Authors: Jennifer Howard, Séverine Loizon, Christopher Tyler, Dorothée Duluc, Bernhard Moser, Matthieu Méchain, Alexandre Duvignaud, Denis Malvy, Marita Troye-Blomberg, Jean-François Moreau, Matthias Eberl, Odile Mercereau-Puijalon, Julie Déchanet-Merville, Charlotte Behr & Maria Mamani-Matsuda.
Jenny Howard: former PhD student (from 2011 to 2015) in the CNRS UMR5164
Charlotte Behr: group leader (from 2005 to 2013†) in the CNRS UMR5164

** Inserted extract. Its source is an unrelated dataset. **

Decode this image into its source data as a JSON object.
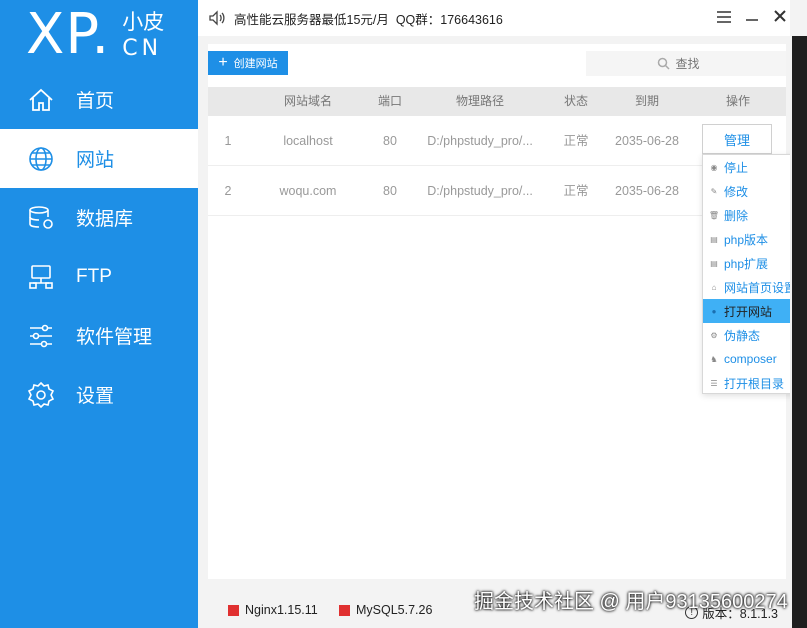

Abstract: During Plasmodium falciparum infections, erythrocyte-stage parasites inhibit dendritic cell maturation and function; compromising development of effective anti-malarial adaptive immunity. Human Vγ9Vδ2 T-cells can act in vitro as APCs and induce αβ T-cell activation. However, the relevance of this activity in pathophysiological contexts in vivo has remained elusive. Since Vγ9Vδ2 T-cells are activated during the early immune response against P.falciparum infection, we investigated whether they could contribute to the instruction of adaptive immune responses toward malaria parasites. In P.falciparum-infected patients,Vγ9Vδ2 T-cells presented an increased surface expression of APC-associated markers HLA-DR and CD86. In response to infected red blood cells in vitro, Vγ9Vδ2 T-cells readily up-regulated surface expression of HLA-DR, HLA-ABC, CD40, CD80, CD83 and CD86, induced naive αβ T-cell responses, and cross-presented soluble prototypical protein to antigen-specific CD8+ T-cells. Our findings indicate that P. falciparum parasites induce genuine APC properties in Vγ9Vδ2 T-cells and qualify this subset as an alternative professional APC in malaria patients, which could be harnessed for therapeutic interventions and vaccine design.
Find the publication in advance HERE.